Reddit Ends Salary Negotiation Because Women Can't Negotiate

Women tend to sell themselves short when negotiating a pay package at work. Now Reddit CEO Ellen Pao is ending all salary negotiation, because women aren't good at it. Wait. What?! Ms. Pao, who recently lost her very high-profile lawsuit against Silicon Valley venture capital firm Kleiner Perkins Caufield & Byers, apparently wants to level the playing field for women at Reddit by getting rid of salary negotiation. Here's what she told The Wall Street Journal in her own words:Men negotiate harder than women do and sometimes women get penalized when they do negotiate. So as part of our recruiting process we don't negotiate with candidates. We come up with an offer that we think is fair. If you want more equity, we'll let you swap a little bit of your cash salary for equity, but we aren't going to reward people who are better negotiators with more compensation. We ask people what they think about diversity, and we did weed people out because of that. But is Red…

Doctors Are Already Sick of Writing Employee Sick Notes

Some employers are asking doctors to write sick notes for employees who will miss work, and this workplace practice is hitting all the wrong notes with some harried physicians. Can we get a little PTO with our co-pay?According to today's news, an emerging, we-don't-think-our-employees-are-really-sick-without-a-doctor's-note "trend" has medical professionals beginning to stick their tongues out and say: "Unnnngghhh." At least in Canada. It's hard to know how many U.S. employers are busy passing notes back to the corner office, but our federal laws and Department of Labor guidelines don't seem to prohibit employers from doing it. The DOL, to its credit, does suggest employers think twice before requiring a doctor's note during a pandemic, when doctors might be more busy than usual. That's nice? But doctors -- and nurses, and receptionists -- are busy RIGHT NOW, every day, all day long, and they don't have time to waste writing ten …

Relax, All Your Power Posing At Work Isn't Doing Much

A new study finds that all the power posing we're doing at work might not be having the impact we thought.
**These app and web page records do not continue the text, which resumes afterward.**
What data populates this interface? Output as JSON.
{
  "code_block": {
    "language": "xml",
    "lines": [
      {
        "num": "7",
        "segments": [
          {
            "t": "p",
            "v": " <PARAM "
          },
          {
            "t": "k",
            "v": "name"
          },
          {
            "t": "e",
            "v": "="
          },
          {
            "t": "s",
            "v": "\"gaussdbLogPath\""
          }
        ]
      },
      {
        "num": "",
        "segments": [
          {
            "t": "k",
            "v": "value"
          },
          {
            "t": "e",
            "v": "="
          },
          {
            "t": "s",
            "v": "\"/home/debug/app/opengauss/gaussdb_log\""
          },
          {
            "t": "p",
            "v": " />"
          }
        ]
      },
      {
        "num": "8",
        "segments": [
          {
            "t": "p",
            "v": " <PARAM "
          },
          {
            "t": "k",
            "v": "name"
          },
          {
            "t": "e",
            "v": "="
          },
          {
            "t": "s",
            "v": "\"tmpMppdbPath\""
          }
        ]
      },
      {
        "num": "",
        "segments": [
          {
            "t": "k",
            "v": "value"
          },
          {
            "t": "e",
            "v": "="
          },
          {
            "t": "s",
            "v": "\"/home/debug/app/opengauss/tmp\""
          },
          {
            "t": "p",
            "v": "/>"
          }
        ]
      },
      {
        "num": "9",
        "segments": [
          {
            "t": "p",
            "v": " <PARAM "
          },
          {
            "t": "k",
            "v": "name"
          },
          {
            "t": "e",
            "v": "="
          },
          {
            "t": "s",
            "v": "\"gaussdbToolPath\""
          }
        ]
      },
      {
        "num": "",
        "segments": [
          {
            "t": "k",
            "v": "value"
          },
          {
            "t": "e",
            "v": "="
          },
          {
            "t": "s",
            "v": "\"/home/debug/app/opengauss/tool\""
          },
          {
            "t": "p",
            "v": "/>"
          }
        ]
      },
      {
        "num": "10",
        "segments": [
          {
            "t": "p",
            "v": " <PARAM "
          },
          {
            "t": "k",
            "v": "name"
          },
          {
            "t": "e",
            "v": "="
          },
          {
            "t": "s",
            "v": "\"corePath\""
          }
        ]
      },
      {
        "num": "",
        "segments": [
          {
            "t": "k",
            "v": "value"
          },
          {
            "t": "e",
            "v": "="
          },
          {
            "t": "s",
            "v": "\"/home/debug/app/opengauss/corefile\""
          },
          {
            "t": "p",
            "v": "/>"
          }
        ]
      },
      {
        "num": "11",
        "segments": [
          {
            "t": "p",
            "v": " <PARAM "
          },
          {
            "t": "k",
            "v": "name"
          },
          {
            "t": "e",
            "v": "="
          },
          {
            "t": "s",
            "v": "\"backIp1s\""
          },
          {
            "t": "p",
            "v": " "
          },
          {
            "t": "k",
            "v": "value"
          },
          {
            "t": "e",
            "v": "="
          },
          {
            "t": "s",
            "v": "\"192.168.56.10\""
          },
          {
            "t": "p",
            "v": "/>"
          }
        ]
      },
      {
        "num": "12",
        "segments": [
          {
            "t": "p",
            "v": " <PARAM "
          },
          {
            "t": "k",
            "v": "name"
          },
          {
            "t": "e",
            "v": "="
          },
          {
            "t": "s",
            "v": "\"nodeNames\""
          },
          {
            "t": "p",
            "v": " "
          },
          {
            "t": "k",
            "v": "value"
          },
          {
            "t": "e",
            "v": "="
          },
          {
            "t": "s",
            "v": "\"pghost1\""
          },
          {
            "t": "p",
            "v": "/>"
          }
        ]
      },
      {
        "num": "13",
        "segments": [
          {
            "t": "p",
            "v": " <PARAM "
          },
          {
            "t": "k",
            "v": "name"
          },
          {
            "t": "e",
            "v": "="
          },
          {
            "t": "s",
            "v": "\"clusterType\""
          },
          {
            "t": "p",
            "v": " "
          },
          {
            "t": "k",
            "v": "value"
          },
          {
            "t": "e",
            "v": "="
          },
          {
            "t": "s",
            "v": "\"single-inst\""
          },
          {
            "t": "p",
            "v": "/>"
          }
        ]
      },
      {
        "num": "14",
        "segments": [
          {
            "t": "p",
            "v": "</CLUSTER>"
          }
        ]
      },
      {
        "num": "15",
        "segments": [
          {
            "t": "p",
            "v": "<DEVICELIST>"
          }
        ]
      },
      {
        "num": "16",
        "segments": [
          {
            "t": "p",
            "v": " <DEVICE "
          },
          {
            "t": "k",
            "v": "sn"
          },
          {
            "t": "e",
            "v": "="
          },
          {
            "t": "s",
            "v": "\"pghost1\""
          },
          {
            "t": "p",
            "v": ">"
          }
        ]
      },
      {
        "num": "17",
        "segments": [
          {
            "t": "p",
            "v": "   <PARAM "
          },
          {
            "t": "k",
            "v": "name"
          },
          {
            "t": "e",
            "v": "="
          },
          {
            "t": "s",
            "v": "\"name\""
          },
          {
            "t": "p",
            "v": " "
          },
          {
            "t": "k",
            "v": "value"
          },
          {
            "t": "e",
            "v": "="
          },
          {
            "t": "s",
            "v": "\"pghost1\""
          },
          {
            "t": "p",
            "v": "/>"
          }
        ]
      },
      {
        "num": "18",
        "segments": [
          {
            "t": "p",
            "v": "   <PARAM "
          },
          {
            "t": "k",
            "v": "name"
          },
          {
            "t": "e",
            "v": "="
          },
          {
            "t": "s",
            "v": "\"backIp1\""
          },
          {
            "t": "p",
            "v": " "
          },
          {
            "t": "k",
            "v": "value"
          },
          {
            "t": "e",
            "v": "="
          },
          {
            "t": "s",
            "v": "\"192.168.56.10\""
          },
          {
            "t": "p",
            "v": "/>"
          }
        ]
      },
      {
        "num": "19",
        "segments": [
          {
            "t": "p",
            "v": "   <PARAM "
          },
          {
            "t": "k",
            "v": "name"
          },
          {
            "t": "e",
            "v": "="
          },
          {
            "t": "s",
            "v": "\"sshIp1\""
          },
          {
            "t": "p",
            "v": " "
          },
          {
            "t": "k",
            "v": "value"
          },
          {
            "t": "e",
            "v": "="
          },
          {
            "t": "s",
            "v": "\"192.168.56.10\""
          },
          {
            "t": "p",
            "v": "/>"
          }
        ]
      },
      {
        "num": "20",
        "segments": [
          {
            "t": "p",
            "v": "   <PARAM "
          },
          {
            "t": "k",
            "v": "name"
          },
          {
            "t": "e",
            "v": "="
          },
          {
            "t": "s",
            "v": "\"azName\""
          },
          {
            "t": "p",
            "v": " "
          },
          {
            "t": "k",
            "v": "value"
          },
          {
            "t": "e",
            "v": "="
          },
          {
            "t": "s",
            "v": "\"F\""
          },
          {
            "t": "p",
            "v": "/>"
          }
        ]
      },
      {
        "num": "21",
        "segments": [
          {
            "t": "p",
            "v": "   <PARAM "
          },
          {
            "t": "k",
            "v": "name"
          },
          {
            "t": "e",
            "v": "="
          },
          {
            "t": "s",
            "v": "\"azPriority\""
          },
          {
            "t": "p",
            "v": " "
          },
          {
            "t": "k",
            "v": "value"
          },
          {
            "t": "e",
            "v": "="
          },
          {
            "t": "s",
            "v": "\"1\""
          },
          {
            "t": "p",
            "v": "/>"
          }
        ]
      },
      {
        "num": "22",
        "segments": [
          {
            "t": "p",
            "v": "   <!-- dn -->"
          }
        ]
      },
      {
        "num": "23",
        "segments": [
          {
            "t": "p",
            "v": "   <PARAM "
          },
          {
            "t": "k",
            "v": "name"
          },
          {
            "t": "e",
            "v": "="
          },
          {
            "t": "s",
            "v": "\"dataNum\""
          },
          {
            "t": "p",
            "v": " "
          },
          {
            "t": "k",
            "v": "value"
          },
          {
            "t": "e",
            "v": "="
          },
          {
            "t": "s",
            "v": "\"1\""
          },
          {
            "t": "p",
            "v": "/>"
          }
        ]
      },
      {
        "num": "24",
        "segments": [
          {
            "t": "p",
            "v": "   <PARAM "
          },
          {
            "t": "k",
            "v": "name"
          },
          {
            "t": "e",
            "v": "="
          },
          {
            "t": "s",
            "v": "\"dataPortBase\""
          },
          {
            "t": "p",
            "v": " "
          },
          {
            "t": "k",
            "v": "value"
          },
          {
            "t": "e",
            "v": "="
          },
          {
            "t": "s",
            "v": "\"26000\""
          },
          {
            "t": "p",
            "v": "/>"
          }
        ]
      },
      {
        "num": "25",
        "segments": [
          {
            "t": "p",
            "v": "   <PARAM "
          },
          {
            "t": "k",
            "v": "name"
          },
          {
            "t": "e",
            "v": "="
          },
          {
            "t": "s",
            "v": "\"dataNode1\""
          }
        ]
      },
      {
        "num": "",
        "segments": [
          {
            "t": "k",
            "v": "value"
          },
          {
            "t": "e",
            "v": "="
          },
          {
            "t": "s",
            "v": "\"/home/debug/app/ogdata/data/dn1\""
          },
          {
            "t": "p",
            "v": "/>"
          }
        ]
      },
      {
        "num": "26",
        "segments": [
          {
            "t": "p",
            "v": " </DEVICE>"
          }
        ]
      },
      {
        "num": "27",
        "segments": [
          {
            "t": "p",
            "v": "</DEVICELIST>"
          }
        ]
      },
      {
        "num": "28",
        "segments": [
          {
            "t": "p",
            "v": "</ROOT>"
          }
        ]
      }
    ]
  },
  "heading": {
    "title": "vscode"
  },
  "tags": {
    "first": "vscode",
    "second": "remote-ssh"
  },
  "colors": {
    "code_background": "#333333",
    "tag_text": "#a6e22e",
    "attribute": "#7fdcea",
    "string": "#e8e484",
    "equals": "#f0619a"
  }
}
So take your hands off your hips and relax already, will you? Madonna's song Vogue always comes to mind whenever I hear the phrase "power posing" and immediately want to wave my hands in front of my face in a stop and start dance motion. Hey, I'm a child of the '80s, okay? But I'm here to write about the power posing we're doing at work every day to influence our self-confidence, as well as how others might perceive us. In a word: powerful! Five years ago, social psychologist Amy Cuddy gave a famous Ted talk that offers her stance on the benefits of power posing at work. So standing around looking confident can build our self-confidence when we don't have much of it! Even more striking, power posing might affect the brain's testosterone and cortisol levels and, in the end, could enhance our success on the job. Strike a pose, indeed! N…

Zappos Wants Workers To Love Its Boss-less Workplace

You'd like to speak with a manager. But not at Zappos, where employees are being asked to either adapt to the company's boss-less work environment or take a...severance package. Um, this isn't an April Fool's Day joke, is it? So Las Vegas-based Zappos has been experimenting with something it calls "holocracy," which eschews traditional management structure and replaces it with self-governing teams called "circles" that are supposed to spur innovation and lead (no pun intended) to better decisions. Zappos is apparently imploring employees to adapt or, well, ponder leaving. According to an article in today's WAPO:In a recent memo, which was first reported by Quartz on Thursday, Zappos CEO Tony Hsieh wrote that he is offering any exit strategy to any workers who aren't sold on the unconventional idea. If they are an employee in good standing and meet certain criteria, they can leave the online retailer and get at least three months' wort…